### About this task:
Could you find every line in the entries below that holds the word "data" and copy it?

[Items from an interface collection]
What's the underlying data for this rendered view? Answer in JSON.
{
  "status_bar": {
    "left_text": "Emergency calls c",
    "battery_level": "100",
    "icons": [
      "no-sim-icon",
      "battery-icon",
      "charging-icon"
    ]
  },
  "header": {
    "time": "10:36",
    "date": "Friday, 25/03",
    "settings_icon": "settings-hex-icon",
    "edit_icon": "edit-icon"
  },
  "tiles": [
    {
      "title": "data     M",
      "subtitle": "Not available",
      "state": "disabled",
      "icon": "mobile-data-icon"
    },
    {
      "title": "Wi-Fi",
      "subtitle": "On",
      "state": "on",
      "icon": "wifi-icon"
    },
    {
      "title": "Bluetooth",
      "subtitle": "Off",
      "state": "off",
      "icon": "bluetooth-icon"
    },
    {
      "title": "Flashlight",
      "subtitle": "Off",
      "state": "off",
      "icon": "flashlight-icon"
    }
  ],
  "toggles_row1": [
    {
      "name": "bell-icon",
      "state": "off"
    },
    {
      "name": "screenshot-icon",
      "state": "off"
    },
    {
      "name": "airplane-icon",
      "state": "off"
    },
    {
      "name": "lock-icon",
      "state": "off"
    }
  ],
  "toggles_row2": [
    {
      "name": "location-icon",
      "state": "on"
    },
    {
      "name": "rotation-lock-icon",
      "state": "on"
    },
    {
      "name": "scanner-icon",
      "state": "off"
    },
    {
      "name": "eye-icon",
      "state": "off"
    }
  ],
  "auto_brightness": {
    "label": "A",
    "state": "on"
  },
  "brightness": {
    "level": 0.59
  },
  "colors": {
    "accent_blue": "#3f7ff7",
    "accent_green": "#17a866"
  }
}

### Solution to this exercise:
What's the underlying data for this rendered view? Answer in JSON.
      "title": "data     M",
      "icon": "mobile-data-icon"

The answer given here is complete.